# Provided entries:

────────────────

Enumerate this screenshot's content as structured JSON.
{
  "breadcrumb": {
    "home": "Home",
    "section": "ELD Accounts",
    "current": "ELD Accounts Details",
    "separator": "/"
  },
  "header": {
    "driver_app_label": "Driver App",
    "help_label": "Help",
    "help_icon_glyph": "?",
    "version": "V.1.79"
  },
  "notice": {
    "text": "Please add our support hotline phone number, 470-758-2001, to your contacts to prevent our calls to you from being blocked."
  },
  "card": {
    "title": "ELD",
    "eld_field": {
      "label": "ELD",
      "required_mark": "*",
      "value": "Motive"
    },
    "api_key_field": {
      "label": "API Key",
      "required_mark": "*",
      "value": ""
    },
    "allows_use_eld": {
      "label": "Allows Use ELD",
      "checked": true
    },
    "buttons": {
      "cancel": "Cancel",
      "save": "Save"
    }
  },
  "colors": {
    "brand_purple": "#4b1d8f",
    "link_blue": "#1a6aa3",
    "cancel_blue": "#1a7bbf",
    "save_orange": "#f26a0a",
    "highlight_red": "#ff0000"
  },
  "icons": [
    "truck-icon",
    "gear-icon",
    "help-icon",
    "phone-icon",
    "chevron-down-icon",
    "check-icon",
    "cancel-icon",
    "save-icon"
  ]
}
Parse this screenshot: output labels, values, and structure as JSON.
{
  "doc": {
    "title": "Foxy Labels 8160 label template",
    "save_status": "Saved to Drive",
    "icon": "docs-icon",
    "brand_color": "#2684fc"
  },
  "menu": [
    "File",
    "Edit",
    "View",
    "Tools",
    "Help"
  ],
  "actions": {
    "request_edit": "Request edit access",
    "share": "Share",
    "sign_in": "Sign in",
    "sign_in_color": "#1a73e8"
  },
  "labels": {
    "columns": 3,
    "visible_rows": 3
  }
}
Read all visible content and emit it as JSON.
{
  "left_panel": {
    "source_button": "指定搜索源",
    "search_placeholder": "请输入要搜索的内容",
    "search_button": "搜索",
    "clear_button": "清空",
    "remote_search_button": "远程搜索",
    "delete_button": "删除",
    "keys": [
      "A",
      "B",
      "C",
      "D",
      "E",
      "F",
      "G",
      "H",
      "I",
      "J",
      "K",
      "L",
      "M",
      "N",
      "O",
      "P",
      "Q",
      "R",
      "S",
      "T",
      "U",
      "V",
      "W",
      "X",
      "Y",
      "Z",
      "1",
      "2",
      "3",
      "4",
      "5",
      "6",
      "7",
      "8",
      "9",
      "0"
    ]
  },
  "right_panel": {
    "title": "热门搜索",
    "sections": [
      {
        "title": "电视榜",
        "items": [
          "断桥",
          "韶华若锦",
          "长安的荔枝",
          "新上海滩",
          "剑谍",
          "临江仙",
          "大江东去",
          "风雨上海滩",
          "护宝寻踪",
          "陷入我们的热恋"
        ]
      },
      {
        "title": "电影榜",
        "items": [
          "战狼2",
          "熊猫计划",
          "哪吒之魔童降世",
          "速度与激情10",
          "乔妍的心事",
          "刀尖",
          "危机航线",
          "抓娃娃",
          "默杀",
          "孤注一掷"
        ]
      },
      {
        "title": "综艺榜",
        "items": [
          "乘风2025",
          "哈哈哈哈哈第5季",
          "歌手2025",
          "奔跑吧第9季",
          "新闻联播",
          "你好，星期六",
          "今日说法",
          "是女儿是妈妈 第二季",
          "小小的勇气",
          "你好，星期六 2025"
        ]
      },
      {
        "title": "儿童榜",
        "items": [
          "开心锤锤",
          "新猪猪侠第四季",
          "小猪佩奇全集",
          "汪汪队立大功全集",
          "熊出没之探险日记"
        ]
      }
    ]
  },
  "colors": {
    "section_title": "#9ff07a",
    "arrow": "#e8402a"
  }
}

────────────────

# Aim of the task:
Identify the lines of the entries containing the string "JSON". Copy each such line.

# Answer box:
Enumerate this screenshot's content as structured JSON.
Parse this screenshot: output labels, values, and structure as JSON.
Read all visible content and emit it as JSON.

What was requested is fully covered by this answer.